▶ **What you will do**
If a line in the records contains the string "name", show that line.

(Records from a dataset)

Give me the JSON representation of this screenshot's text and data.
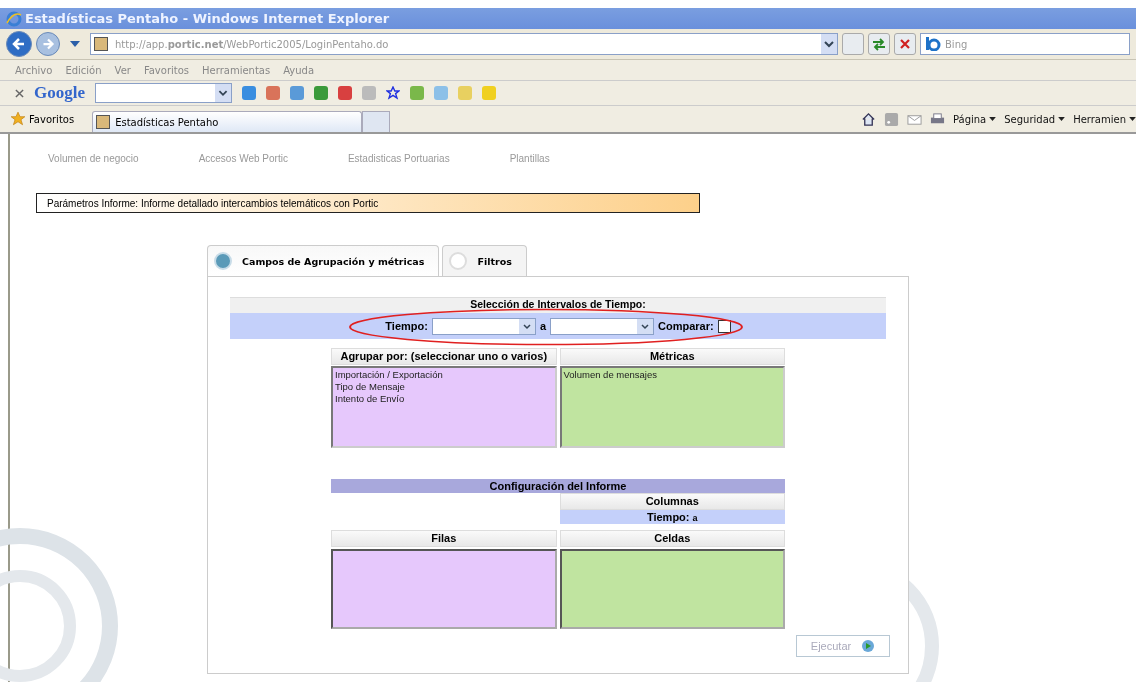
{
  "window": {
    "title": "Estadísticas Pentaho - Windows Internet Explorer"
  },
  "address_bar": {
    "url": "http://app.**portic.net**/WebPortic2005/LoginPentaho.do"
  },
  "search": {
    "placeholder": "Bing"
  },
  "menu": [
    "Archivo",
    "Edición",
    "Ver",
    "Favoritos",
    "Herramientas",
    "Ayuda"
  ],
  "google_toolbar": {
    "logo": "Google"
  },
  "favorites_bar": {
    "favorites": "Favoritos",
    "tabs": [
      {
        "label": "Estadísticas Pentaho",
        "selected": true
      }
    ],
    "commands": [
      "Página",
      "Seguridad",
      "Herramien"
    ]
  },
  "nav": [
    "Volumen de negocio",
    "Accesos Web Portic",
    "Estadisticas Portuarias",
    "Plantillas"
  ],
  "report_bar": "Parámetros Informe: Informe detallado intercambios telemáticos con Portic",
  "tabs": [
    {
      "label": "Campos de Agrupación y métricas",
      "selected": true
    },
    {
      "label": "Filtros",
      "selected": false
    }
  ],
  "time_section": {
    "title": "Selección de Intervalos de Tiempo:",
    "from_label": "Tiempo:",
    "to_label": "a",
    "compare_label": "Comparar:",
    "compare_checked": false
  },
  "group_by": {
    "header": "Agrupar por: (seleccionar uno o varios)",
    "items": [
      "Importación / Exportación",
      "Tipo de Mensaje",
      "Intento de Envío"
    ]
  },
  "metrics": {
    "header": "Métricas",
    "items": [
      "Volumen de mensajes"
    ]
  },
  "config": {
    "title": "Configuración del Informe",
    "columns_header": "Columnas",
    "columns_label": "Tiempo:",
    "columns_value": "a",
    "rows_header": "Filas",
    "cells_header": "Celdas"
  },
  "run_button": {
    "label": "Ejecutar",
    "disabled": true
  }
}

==

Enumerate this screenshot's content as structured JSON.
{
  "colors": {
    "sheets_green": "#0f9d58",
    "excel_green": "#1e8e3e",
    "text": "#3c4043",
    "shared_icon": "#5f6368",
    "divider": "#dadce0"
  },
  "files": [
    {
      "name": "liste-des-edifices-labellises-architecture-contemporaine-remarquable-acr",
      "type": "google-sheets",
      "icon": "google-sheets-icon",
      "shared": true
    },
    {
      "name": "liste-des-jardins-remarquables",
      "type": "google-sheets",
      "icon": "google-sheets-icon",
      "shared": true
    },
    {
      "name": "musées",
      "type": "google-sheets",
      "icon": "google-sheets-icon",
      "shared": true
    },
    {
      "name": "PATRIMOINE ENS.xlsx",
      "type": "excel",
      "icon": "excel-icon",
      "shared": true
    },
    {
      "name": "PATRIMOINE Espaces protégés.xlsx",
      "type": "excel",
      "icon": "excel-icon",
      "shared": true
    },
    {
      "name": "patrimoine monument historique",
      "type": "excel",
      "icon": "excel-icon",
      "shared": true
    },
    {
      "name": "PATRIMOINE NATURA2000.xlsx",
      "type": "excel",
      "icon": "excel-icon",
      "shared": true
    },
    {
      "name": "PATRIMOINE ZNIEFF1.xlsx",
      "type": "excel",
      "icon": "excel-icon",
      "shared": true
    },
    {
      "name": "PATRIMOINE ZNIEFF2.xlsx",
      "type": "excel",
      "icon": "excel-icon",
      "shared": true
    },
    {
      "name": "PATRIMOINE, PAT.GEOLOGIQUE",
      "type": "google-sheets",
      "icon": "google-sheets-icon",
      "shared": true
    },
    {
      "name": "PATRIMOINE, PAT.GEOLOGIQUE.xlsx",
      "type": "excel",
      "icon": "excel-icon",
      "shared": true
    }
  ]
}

▶ **The completed task**
      "name": "liste-des-edifices-labellises-architecture-contemporaine-remarquable-acr",
      "name": "liste-des-jardins-remarquables",
      "name": "musées",
      "name": "PATRIMOINE ENS.xlsx",
      "name": "PATRIMOINE Espaces protégés.xlsx",
      "name": "patrimoine monument historique",
      "name": "PATRIMOINE NATURA2000.xlsx",
      "name": "PATRIMOINE ZNIEFF1.xlsx",
      "name": "PATRIMOINE ZNIEFF2.xlsx",
      "name": "PATRIMOINE, PAT.GEOLOGIQUE",
      "name": "PATRIMOINE, PAT.GEOLOGIQUE.xlsx",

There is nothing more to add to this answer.